Relationship with primary stakeholders
Nestlé’s key stakeholders include but not limited to customers, distributors, supermarkets, hotels, shopkeepers and the consumer. The company recognizes that they all have different requirements which must all be satisfied in order to retain them. Customers everywhere will always demand for excellent service, timely delivery and accurate information while consumers will always consider taste, appearance and price when making their buying decisions. The company’s responsibility is usually to identify these needs and respond appropriately and effectively. Nestle commits itself to give its customers value for their money through delivery of quality products at reasonable prices. It also shares with the society the need to maintain environmental quality. The societal concerns are central to their business and therefore the firm commits to respect their needs and preferences.
Nestles able leadership has been largely instrumental to her success.

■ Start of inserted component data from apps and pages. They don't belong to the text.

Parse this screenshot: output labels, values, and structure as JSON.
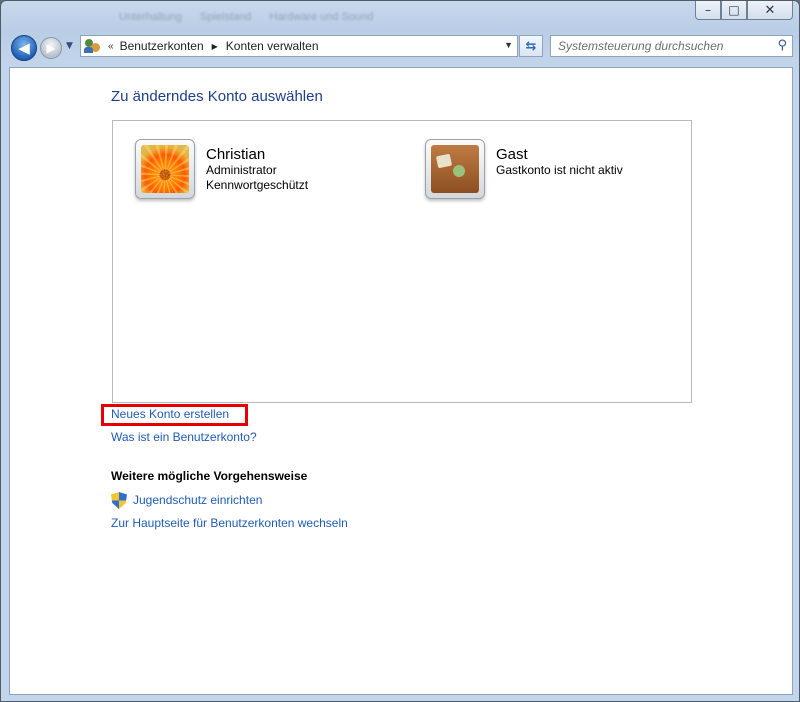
{
  "window": {
    "background_titles": [
      "Unterhaltung",
      "Spielstand",
      "Hardware und Sound"
    ],
    "caption": {
      "minimize": "–",
      "maximize": "□",
      "close": "✕"
    }
  },
  "nav": {
    "back": "◀",
    "forward": "▶",
    "history": "▼",
    "address": {
      "overflow": "«",
      "crumbs": [
        "Benutzerkonten",
        "Konten verwalten"
      ],
      "chevron": "▶",
      "dropdown": "▼"
    },
    "refresh": "⇆",
    "search": {
      "placeholder": "Systemsteuerung durchsuchen",
      "icon": "⚲"
    }
  },
  "main": {
    "title": "Zu änderndes Konto auswählen",
    "accounts": [
      {
        "name": "Christian",
        "lines": [
          "Administrator",
          "Kennwortgeschützt"
        ],
        "picture": "flower"
      },
      {
        "name": "Gast",
        "lines": [
          "Gastkonto ist nicht aktiv"
        ],
        "picture": "suitcase"
      }
    ],
    "links": {
      "create_account": "Neues Konto erstellen",
      "what_is_account": "Was ist ein Benutzerkonto?"
    },
    "other_tasks": {
      "heading": "Weitere mögliche Vorgehensweise",
      "parental_controls": "Jugendschutz einrichten",
      "main_page": "Zur Hauptseite für Benutzerkonten wechseln"
    }
  },
  "colors": {
    "link": "#1f5bb6",
    "title": "#1e3f87",
    "highlight": "#e60000"
  }
}
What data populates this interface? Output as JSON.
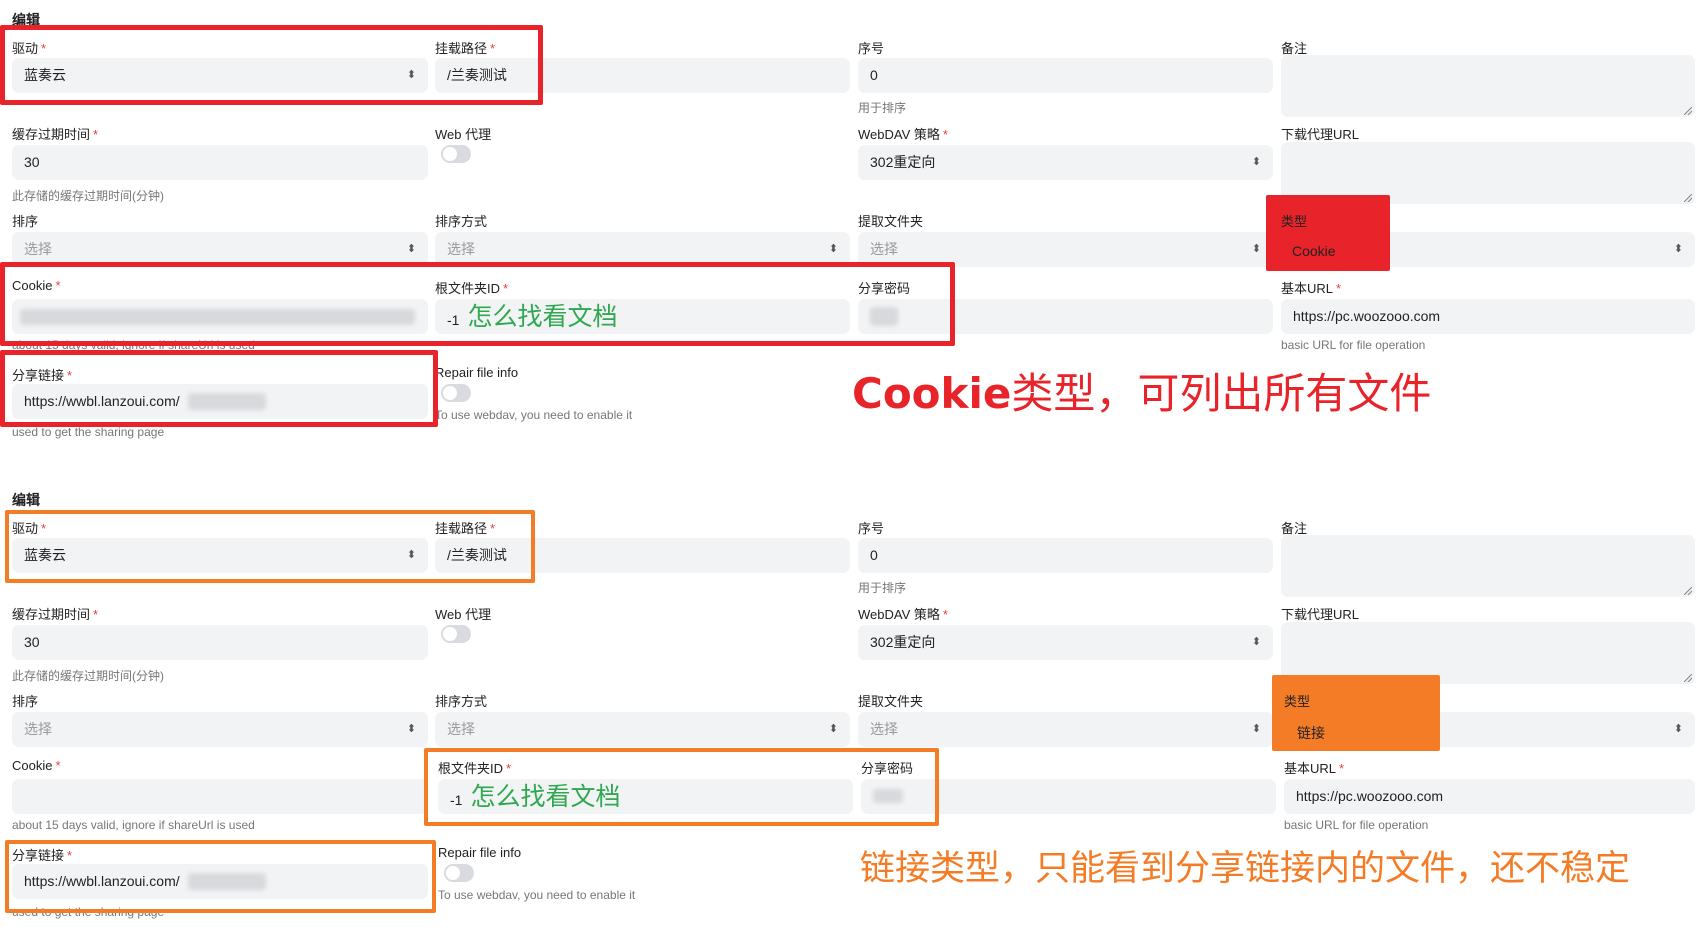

The leadership’s strategic management skills have borne fruits in ensuring that the company remains highly profitable and relevant in the highly competitive industry. Under Brabecks tenure as the chief executive, he oversaw divestures from low yielding business activities and those that indicated very limited growth opportunities. These minimized closes in the firm’s operations. He also managed to transform the firm from commodity food processes which included raw material conversion towards the consumer and added value products. This meant that the company had to divest from manufacturing and related processing. He reinvested the proceeds towards greater acquisitions and product development which bore generous fruits. The leadership also believes in retention of the employees of the acquired businesses which helps smoothen the tradition and maintain some distinct cultures.
About Us. (n.d.). Welcome to the Nestlé Research Center. 2009. Web.
At a glance. (n.d.). Introduction.Web.
Malik, M., Ali, A., Rana, A., Ilyas, M., Khan, S. (n.d.). Nestle. 2009. Web.
Raisch, S., Ferlic, F. (2008). Strategic Management: Competitiveness and Globalization, Cases, 8th Edition, South-Western College.